Other ideas: make "filibusters" real, by requiring someone to actually hold forth on the Senate floor, instead of just requiring 60 votes as is now the stall-inducing norm; monthly bipartisan gatherings, and taking a page out of Canadian and British parliaments by having the president up for questions, regularly.
Oh, and require members to only pledge allegiance to the flag; and not allow them to take any other pledges, such as Americans for Tax Reform's "No new taxes" promise.
"The vast majority of Americans think the political parties should be working together in Washington," Mark McKinnon, one of No Labels founders, said. Famed as an advertising and message guru for both of George W. Bush's presidential bids, McKinnon has also worked for Democrats over the years.
"We've got huge challenges and we're just trying to create a voice for the middle of America with No Labels," McKinnon added. This is not an attempt to create a third, moderate party, but to get Democrats and Republicans off their far-end-of-the-spectrum positions, McKinnon told CNN Radio.
While belonging to a party is not a bad thing in McKinnon's eyes, No Labels is an effort to get beyond the standard positions of Democrats and Republicans. The label conservative or liberal is what he'd like to banish, figuratively, so compromise is possible.
A couple hundred supporters of the idea were on hand in the caucus room. Legislators included Sen. Joe Manchin, D-West Virginia, and former Democratic Senator Evan Bayh of Indiana. A few Republican moderates back No Labels, including former Delaware Sen. Mike Castle.
The expectation of the group is that tens of thousands of Americans, frustrated at constant gridlock, will groundswell No Labels into a major movement that candidates will not be able to ignore next year.

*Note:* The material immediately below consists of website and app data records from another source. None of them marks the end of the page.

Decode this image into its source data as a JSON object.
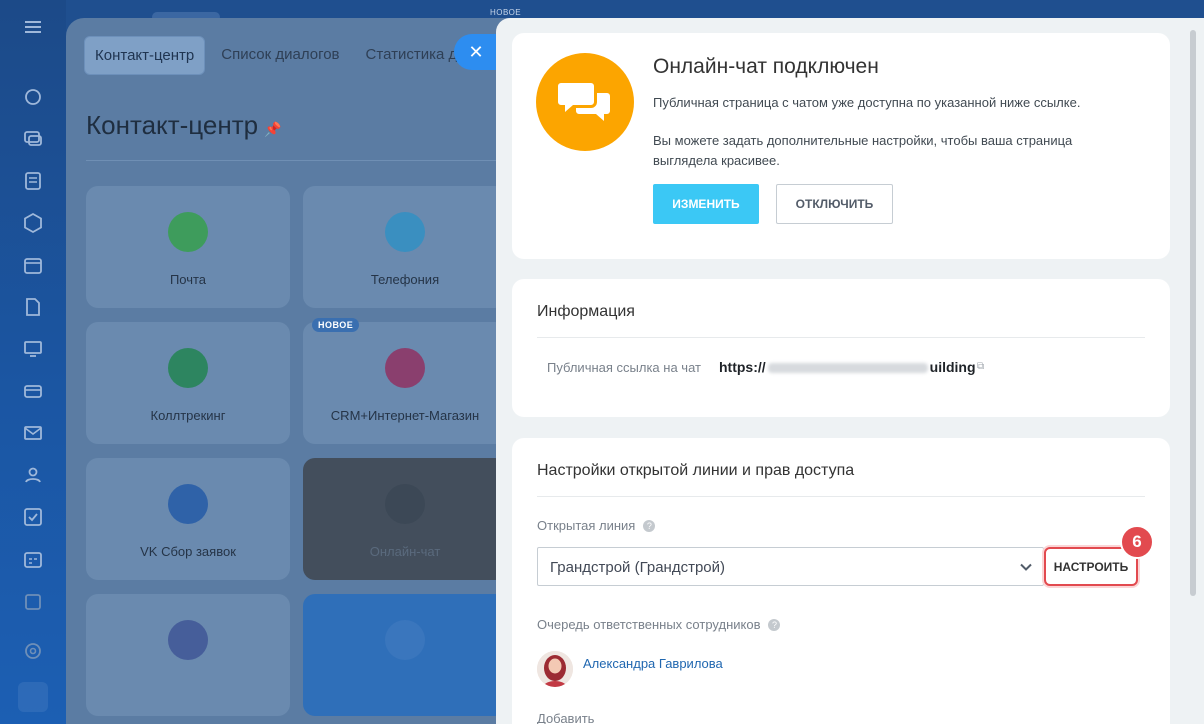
{
  "background": {
    "tabs": [
      "Контакт-центр",
      "Список диалогов",
      "Статистика ди"
    ],
    "title": "Контакт-центр",
    "new_badge": "НОВОЕ",
    "top_new": "НОВОЕ",
    "tiles": [
      "Почта",
      "Телефония",
      "Коллтрекинг",
      "CRM+Интернет-Магазин",
      "VK Сбор заявок",
      "Онлайн-чат"
    ]
  },
  "close_icon": "✕",
  "status_card": {
    "title": "Онлайн-чат подключен",
    "text1": "Публичная страница с чатом уже доступна по указанной ниже ссылке.",
    "text2": "Вы можете задать дополнительные настройки, чтобы ваша страница выглядела красивее.",
    "edit_label": "ИЗМЕНИТЬ",
    "disable_label": "ОТКЛЮЧИТЬ",
    "accent": "#fca500"
  },
  "info_card": {
    "title": "Информация",
    "link_label": "Публичная ссылка на чат",
    "link_prefix": "https://",
    "link_suffix": "uilding"
  },
  "settings_card": {
    "title": "Настройки открытой линии и прав доступа",
    "open_line_label": "Открытая линия",
    "open_line_value": "Грандстрой (Грандстрой)",
    "configure_label": "НАСТРОИТЬ",
    "step_badge": "6",
    "queue_label": "Очередь ответственных сотрудников",
    "employee": "Александра Гаврилова",
    "add_label": "Добавить",
    "help_glyph": "?"
  }
}
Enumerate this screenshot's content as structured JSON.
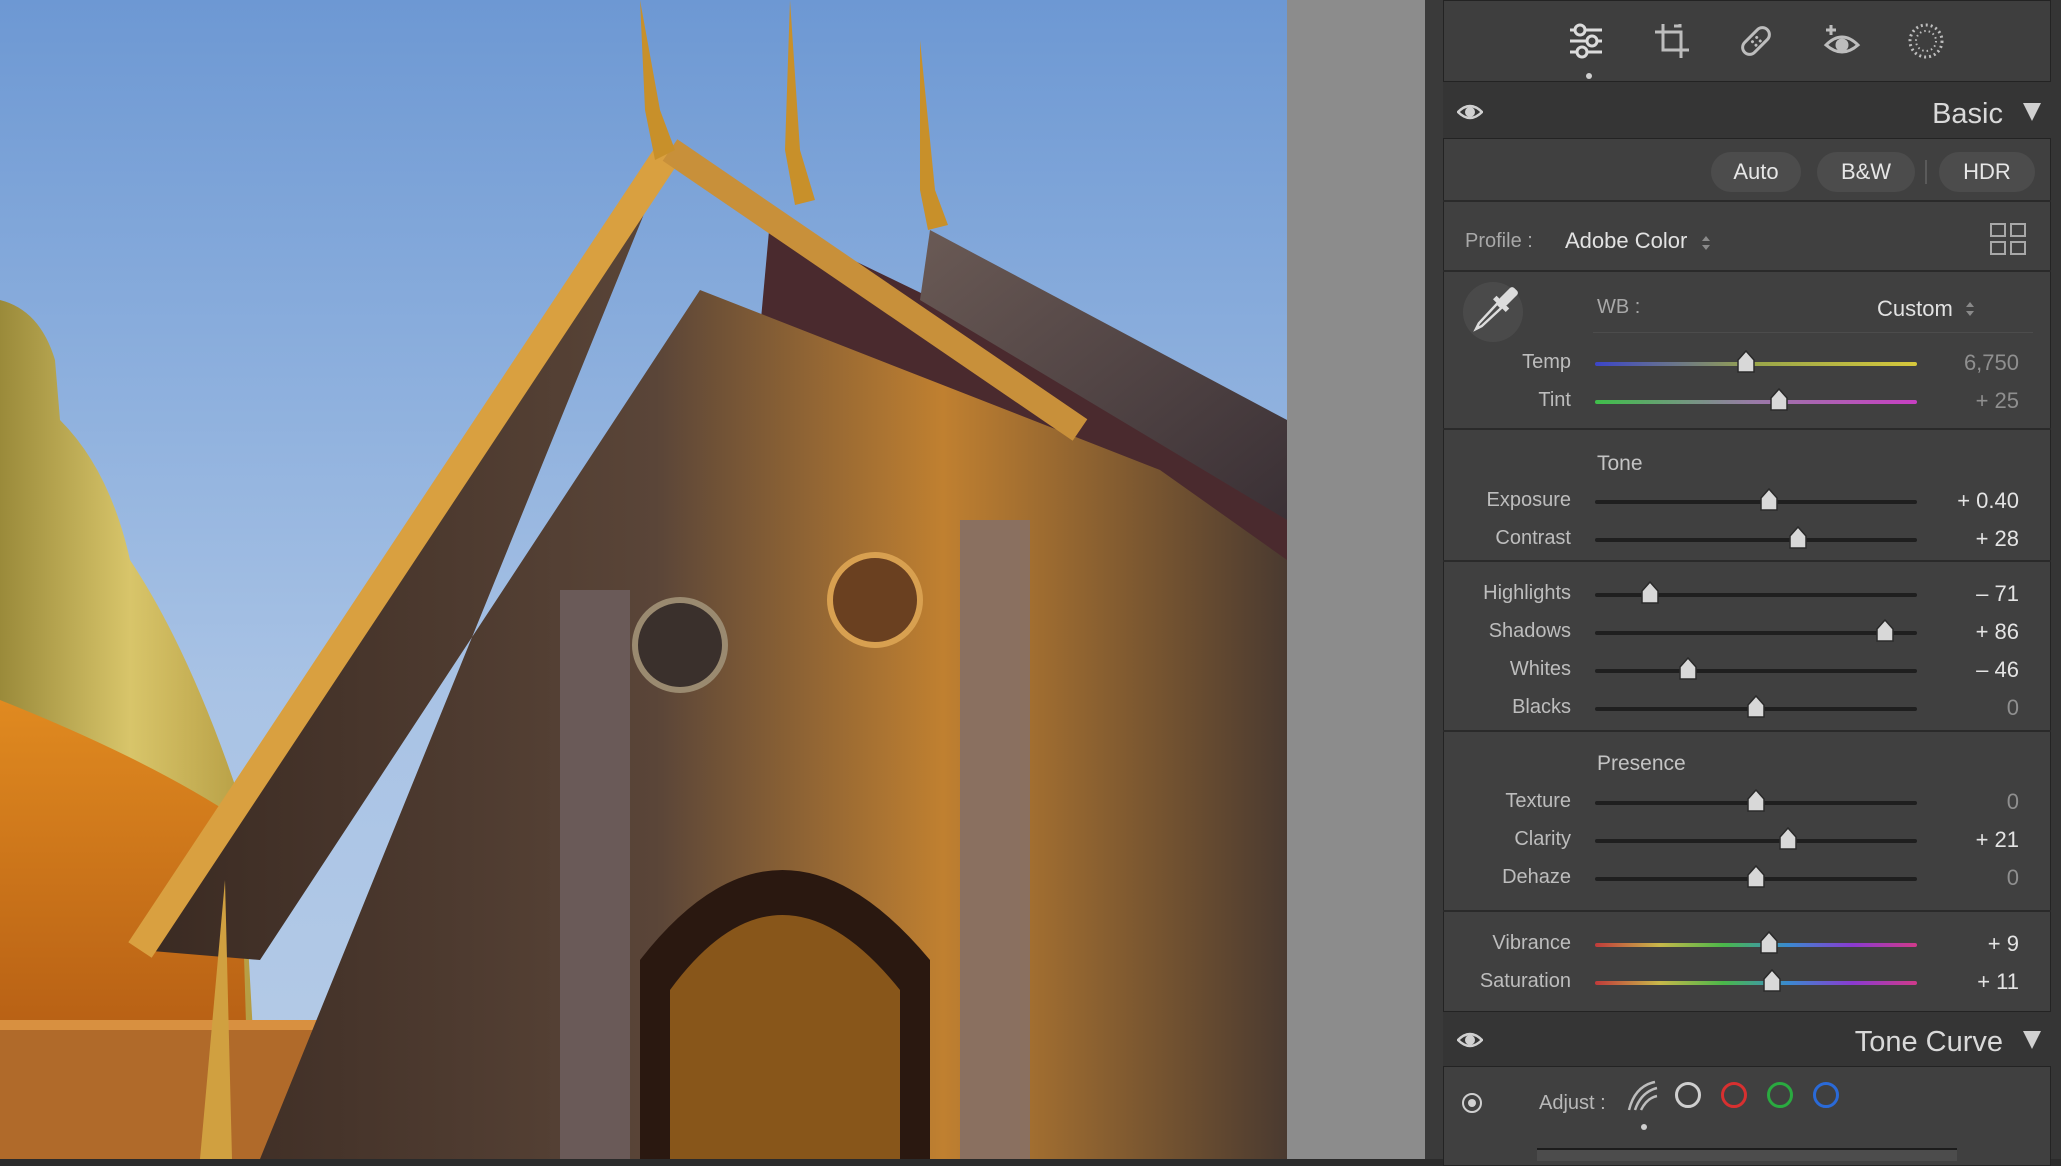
{
  "panel": {
    "tools": [
      "edit-sliders",
      "crop",
      "healing",
      "red-eye",
      "masking"
    ],
    "basic": {
      "title": "Basic",
      "buttons": {
        "auto": "Auto",
        "bw": "B&W",
        "hdr": "HDR"
      },
      "profile_label": "Profile :",
      "profile_value": "Adobe Color",
      "wb_label": "WB :",
      "wb_value": "Custom",
      "wb_rows": [
        {
          "label": "Temp",
          "value": "6,750",
          "position": 0.47,
          "dim": true,
          "track": "temp"
        },
        {
          "label": "Tint",
          "value": "+ 25",
          "position": 0.57,
          "dim": true,
          "track": "tint"
        }
      ],
      "tone_heading": "Tone",
      "tone_rows_a": [
        {
          "label": "Exposure",
          "value": "+ 0.40",
          "position": 0.54
        },
        {
          "label": "Contrast",
          "value": "+ 28",
          "position": 0.63
        }
      ],
      "tone_rows_b": [
        {
          "label": "Highlights",
          "value": "– 71",
          "position": 0.17
        },
        {
          "label": "Shadows",
          "value": "+ 86",
          "position": 0.9
        },
        {
          "label": "Whites",
          "value": "– 46",
          "position": 0.29
        },
        {
          "label": "Blacks",
          "value": "0",
          "position": 0.5,
          "dim": true
        }
      ],
      "presence_heading": "Presence",
      "presence_rows": [
        {
          "label": "Texture",
          "value": "0",
          "position": 0.5,
          "dim": true
        },
        {
          "label": "Clarity",
          "value": "+ 21",
          "position": 0.6
        },
        {
          "label": "Dehaze",
          "value": "0",
          "position": 0.5,
          "dim": true
        }
      ],
      "color_rows": [
        {
          "label": "Vibrance",
          "value": "+ 9",
          "position": 0.54,
          "track": "spectrum"
        },
        {
          "label": "Saturation",
          "value": "+ 11",
          "position": 0.55,
          "track": "spectrum"
        }
      ]
    },
    "tone_curve": {
      "title": "Tone Curve",
      "adjust_label": "Adjust :",
      "channels": [
        "parametric",
        "point",
        "red",
        "green",
        "blue"
      ]
    },
    "colors": {
      "temp_track": [
        "#3b45c9",
        "#9aa64a",
        "#d6c83c"
      ],
      "tint_track": [
        "#3fbf4a",
        "#9a7aa8",
        "#c83fc3"
      ],
      "spectrum": [
        "#c03a3a",
        "#c8b84a",
        "#4ab84a",
        "#3a8ad0",
        "#8a3ad0",
        "#d03a8a"
      ]
    }
  }
}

Almost Contract with America-like, the group's goal they say is to implement many of the suggestions via rules changes that do not require legislation, just a certain amount of will.